After a few weeks of phone calls, Cecilia decided she had had enough of the program and asked for her money back. She didn’t expect it would be a problem, since the course was advertised as fully refundable. Customer service reps then told her that, to qualify for a refund, she had to prove she’d sat through the whole course, published a book, and failed to make her money back. She says she had to threaten to call the attorney general before they sent her money back without such proof.

Jennifer wrote off her $2,000 as the cost of learning a bad lesson, but she wanted to warn other people against making the same mistake. She posted a negative review of on the user review site TrustPilot, where it has a 4.7 rating. So did Cecilia. Both of them found their reviews queried by TrustPilot, which required them to submit proof of going through the course in order to keep their reviews up. Most of the course’s five-star reviews, however, remain unverified. I reached out to some of the five-star TrustPilot reviewers to get their take on the Mikkelsens’ course, but I never heard back from any of them.

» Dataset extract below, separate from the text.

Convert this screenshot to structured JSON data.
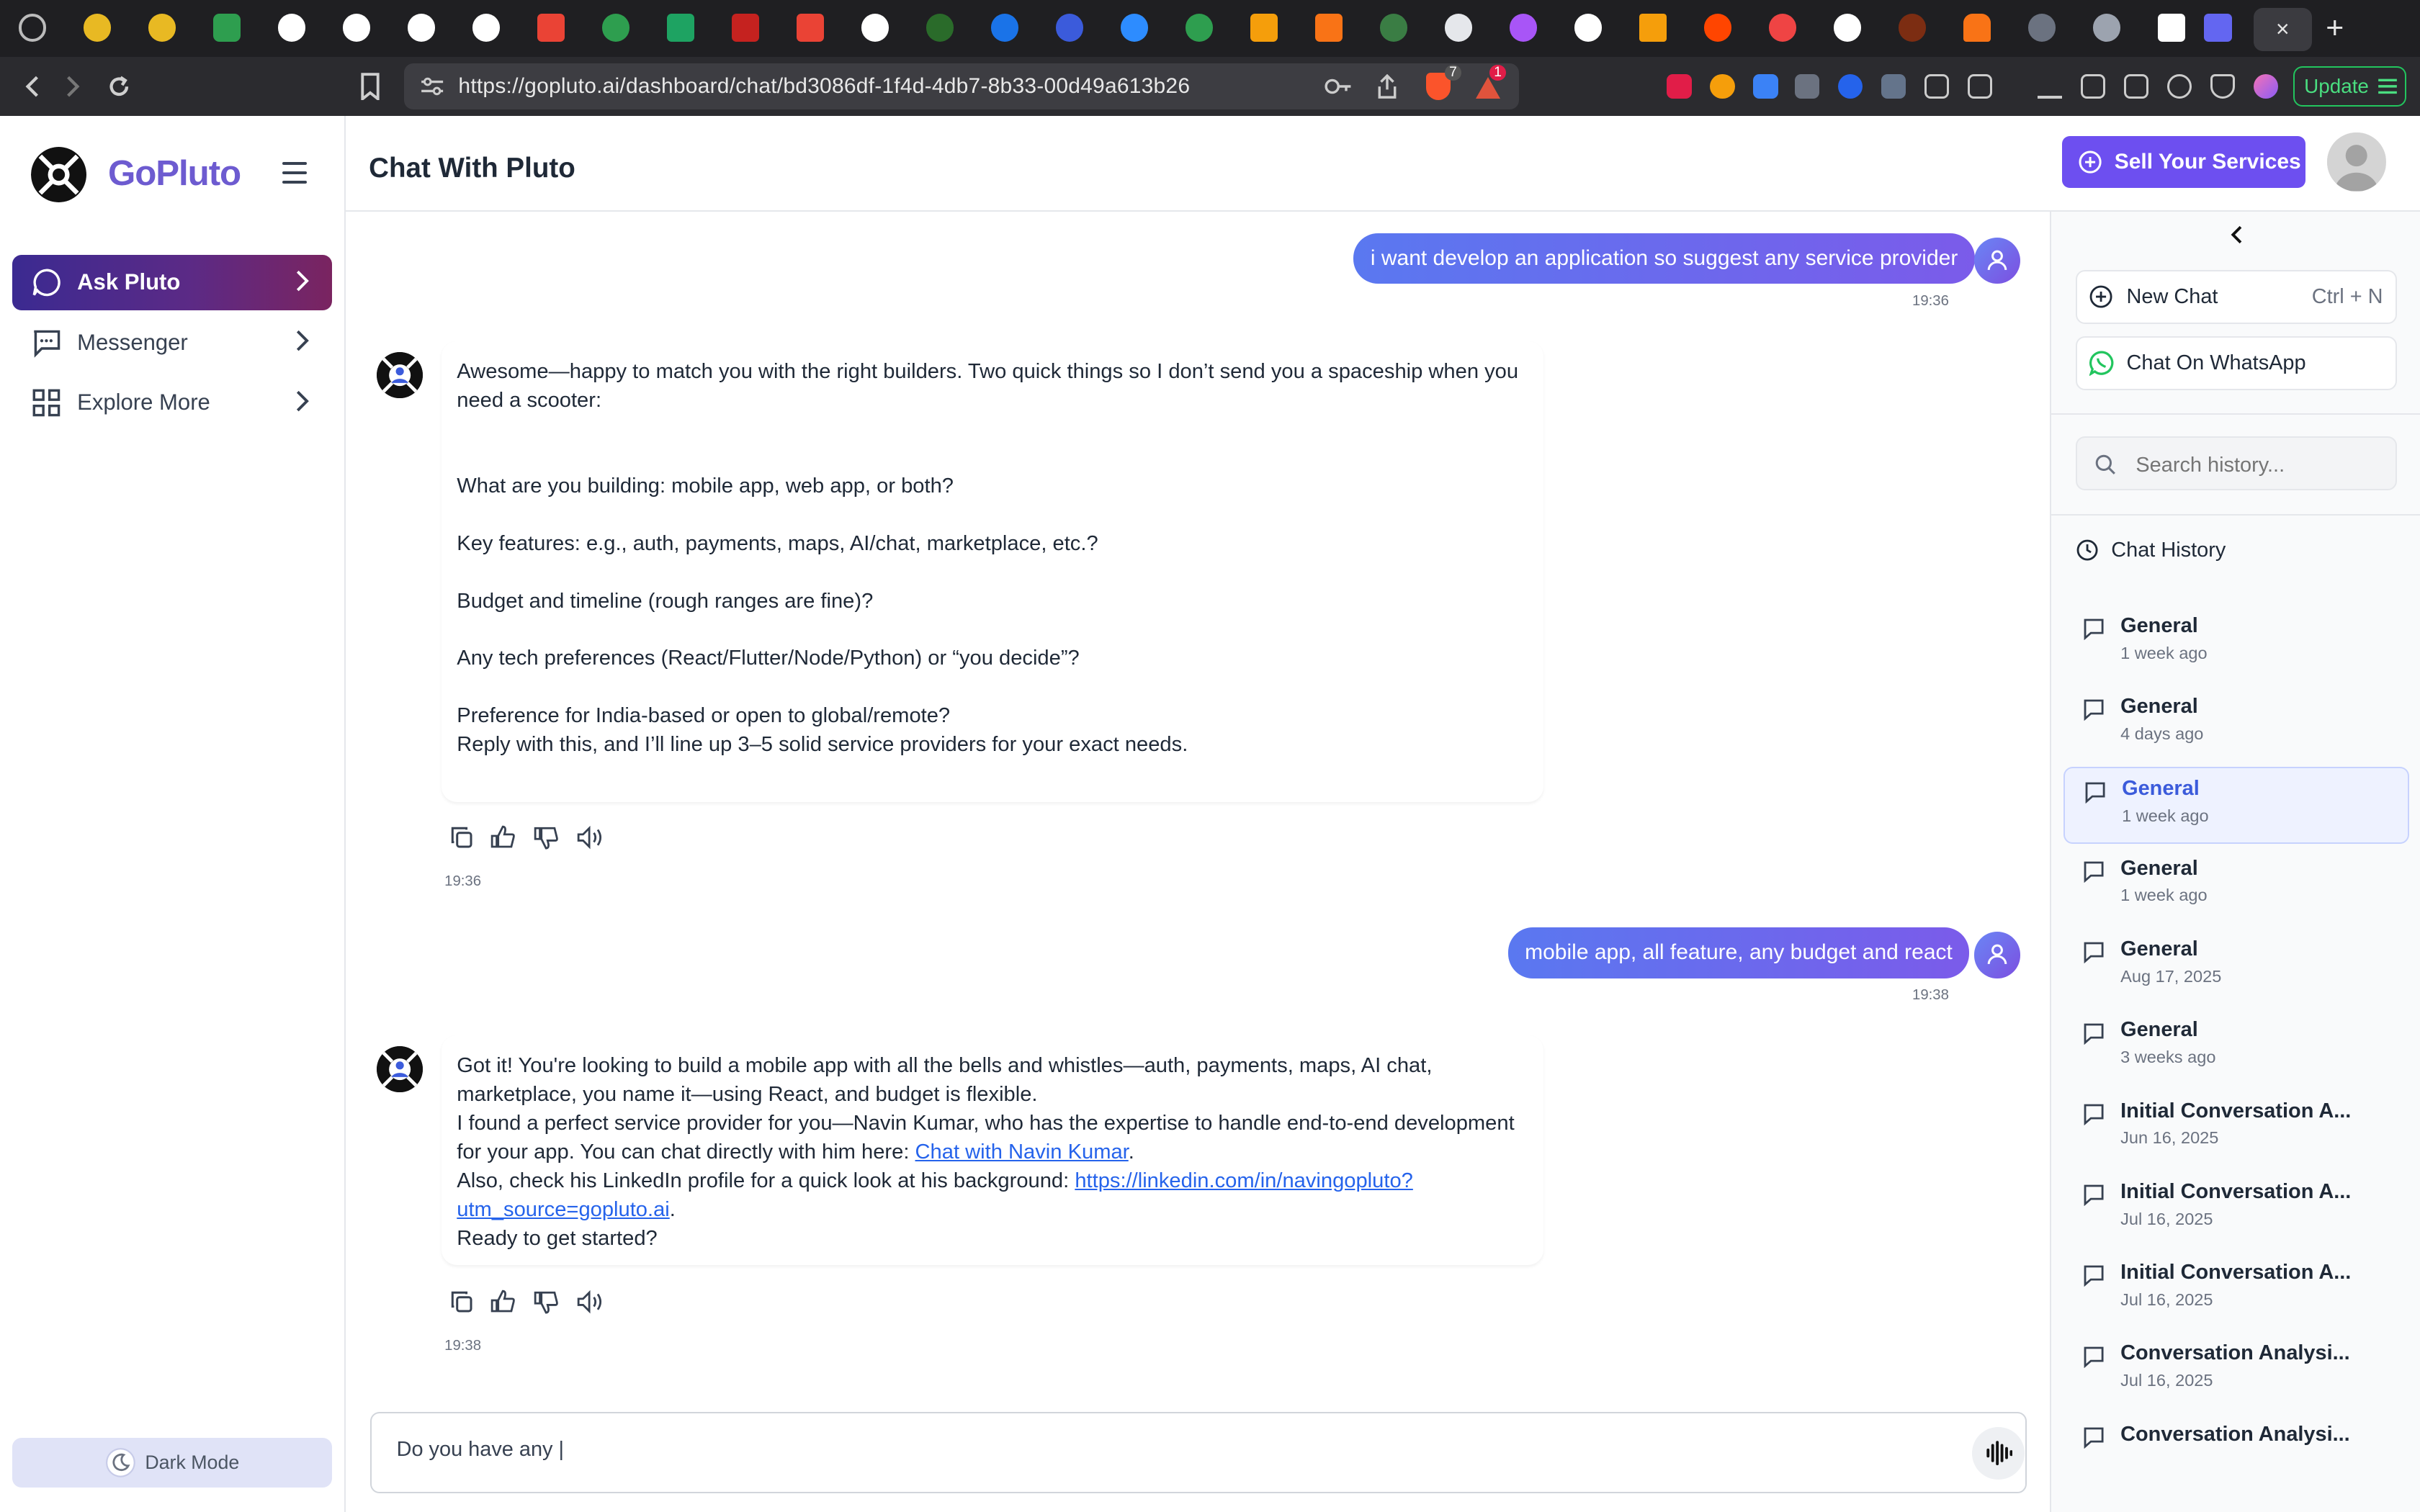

After the Mikkelsens’ course got big, the rumors on Reddit say Big Luca was furious that they’d ripped off his business model. He used to brag that he was going to drag them into court. Instead, he got out of the self-publishing game.

Now he runs a program called Big Luca International or, more informally, School for the Rich, self-described as “the world’s leading company in online marketing training.” It’s supposed to teach you how to monetize any online business — the self-publishing black hat breadwinning tricks, extrapolated out to all the other industries of the internet. With the advent of AI, it’s easier than ever to flood the whole digital ecosystem with trash in pursuit of passive income.

The neverending grift

“It sucks that I did this,” Jennifer says of her experience at AI Publishing Academy. “But I mean, it’s put some fire under my butt to do it [marketing] myself for my own books.”

Jennifer didn’t set out to make a quick buck with a garbage ebook. She did the work of writing a book because she believed in it. The Mikkelsens got her because she couldn’t figure out how to sell her book on her own, and part of the reason she couldn’t sell it is because the marketplace is already so flooded with books. Many of which are garbage books.

The Mikkelsens are not the chief villains of this story. They are small-time operators working one level of a very big grift industry. The grift is that technology and retail platforms have incentivized a race to the bottom when it comes to selling books. Together, without ever caring enough about the issue to deliberately try to do so, they have built a landscape in which it’s hard to trust what you read and hard to sell what you write.

The incentives of the modern book-selling economy for writers are to keep your costs low, low, low and your volume high, high, high, and definitely put your book on Amazon because where else are you going to sell an ebook? The incentive of the modern book-buying economy for readers is to go onto Amazon and lazily click around with a few search terms, and then buy the first book that looks right with the click of a single button. The incentives are, in other words, driving us all straight into a flood of garbage.

That’s what the grift does. It finds every spot in the process of making and selling a book that is inconvenient or laborious, and it exploits those spots. It exploits our cultural belief that books are meaningful, that writing a book is a valuable act, that reading a book will enrich your life. When it’s finished, you’re left with something that’s not a real book but a book-shaped digital file filled with nothing of any use to anyone at all.

Source link

About The Author

Scroll to Top